Resilience 3, N. Masani Landfair, Tulsa, Oklahoma, 2020, From the collection of: The Greenwood Art Project
,
Resilience 2, N. Masani Landfair, 2020, From the collection of: The Greenwood Art Project
,
Resilience 5, N. Masani Landfair, 2020, From the collection of: The Greenwood Art Project
Show lessRead more

This is a series of 16 x 20 collage posters made on paper by N. Masani Landfall. This submission includes artifact images from the Tulsa Race Massacre also known as a holocaust. Images of fire rise within the poster to denote the resilience of the people of Tulsa and Greenwood.

Resilience 4 (2020) by N. Masani LandfairThe Greenwood Art Project

Pride and Shame, Molly Burns, 2020, From the collection of: The Greenwood Art Project
,
Mistrust, Molly Burns, 2020, From the collection of: The Greenwood Art Project
,
hopeless. hopefull., Molly Burns, 2020, From the collection of: The Greenwood Art Project
Show lessRead more

The G.A.P. Van and The Poster Project are designed to remember Tulsa and the Greenwood Community back to its past greatness through the power of being present. A kind of presence that comes through art. We want to revive community memory in Tulsa and Greenwood specifically through imaginative programming.

Pride and Shame (2020) by Molly BurnsThe Greenwood Art Project

Pride and Shame

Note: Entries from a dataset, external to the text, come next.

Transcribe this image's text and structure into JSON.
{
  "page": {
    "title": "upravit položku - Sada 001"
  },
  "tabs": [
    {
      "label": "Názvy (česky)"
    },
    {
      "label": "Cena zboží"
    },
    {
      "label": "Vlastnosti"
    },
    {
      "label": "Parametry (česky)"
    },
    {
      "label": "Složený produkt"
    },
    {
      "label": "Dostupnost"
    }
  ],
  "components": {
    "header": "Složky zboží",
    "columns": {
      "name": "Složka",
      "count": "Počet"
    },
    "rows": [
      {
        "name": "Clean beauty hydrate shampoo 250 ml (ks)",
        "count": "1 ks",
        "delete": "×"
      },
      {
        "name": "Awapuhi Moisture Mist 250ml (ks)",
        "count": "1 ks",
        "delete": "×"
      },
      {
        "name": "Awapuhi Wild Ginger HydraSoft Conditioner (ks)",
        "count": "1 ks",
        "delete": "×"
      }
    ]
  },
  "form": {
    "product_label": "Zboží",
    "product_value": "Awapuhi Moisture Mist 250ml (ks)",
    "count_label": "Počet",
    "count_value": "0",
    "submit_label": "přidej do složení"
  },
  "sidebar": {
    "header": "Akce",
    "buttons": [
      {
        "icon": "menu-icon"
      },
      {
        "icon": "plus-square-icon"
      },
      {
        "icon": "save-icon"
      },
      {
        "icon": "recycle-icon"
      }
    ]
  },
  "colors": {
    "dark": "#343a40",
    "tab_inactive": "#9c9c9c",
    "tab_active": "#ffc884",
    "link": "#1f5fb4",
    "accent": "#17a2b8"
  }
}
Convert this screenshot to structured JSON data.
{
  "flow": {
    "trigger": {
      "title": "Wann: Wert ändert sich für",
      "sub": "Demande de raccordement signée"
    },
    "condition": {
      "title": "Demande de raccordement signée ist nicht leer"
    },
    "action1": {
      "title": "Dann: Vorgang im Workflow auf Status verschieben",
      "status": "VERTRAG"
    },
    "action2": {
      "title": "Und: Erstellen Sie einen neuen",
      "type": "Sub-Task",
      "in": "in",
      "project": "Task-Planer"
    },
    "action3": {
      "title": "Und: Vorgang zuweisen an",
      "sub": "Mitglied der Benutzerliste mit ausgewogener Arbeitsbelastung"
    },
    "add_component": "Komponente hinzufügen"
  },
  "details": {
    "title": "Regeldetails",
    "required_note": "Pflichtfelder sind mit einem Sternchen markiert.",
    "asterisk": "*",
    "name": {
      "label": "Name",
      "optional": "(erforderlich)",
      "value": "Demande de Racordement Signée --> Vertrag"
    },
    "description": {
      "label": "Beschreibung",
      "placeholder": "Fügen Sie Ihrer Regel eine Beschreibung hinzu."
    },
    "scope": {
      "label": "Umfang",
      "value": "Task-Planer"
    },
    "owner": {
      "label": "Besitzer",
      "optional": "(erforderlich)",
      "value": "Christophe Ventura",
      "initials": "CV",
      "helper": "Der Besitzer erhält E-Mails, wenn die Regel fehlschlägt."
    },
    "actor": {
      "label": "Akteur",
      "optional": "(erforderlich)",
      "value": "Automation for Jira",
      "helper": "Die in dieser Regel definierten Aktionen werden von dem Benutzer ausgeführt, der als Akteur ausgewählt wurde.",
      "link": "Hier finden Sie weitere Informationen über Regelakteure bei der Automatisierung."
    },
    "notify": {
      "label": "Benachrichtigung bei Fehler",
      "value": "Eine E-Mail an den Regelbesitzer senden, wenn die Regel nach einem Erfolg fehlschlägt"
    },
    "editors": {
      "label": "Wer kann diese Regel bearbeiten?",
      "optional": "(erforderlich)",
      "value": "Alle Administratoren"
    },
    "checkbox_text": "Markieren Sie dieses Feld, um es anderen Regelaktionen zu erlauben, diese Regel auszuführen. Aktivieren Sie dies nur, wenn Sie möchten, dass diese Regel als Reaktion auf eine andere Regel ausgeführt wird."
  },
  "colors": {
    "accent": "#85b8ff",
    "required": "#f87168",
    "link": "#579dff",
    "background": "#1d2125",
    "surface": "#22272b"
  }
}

The multi-faceted life and history of Tulsa are clear in this poster made by Molly Burns. Pridefully drawing the legacy and success of Black Wall Street doesn't come without the shameful grit of the Massacre of 1921.

Sister, Tupac Knows, 2020, From the collection of: The Greenwood Art Project
Show lessRead more
Sisters Black, TupacKnows, 2020, From the collection of: The Greenwood Art Project
Show lessRead more
Ruth Dean Nash, Ebony Farashuu, 2020, From the collection of: The Greenwood Art Project
Show lessRead more

This poster was designed by Ebony Farashuu in homage to her ancestor Ruth Dean Nash who was a survivor of the Greenwood Massacre of 1921.

Ruth Dean Nash, Ebony Farashuu, 2020, From the collection of: The Greenwood Art Project
Show lessRead more

As community members intentionally place pens, paint brushes, and found objects onto their canvases; they will discover a healing presence that may unlock the potential of the future through interactive art therapy.

Credits: Story

Lead Artists Rick Lowe and William Cordova
Marlon F. Hall,  Writer, Curator, and Photography 
Ebony Farashuu, Poster Artist
Tupa©Knows,  Poster Artist
N. Masani Landfall. Poster Artist
Molly Burns, Poster Artist

Credits: All media
The story featured may in some cases have been created by an independent third party and may not always represent the views of the institutions, listed below, who have supplied the content.
Google apps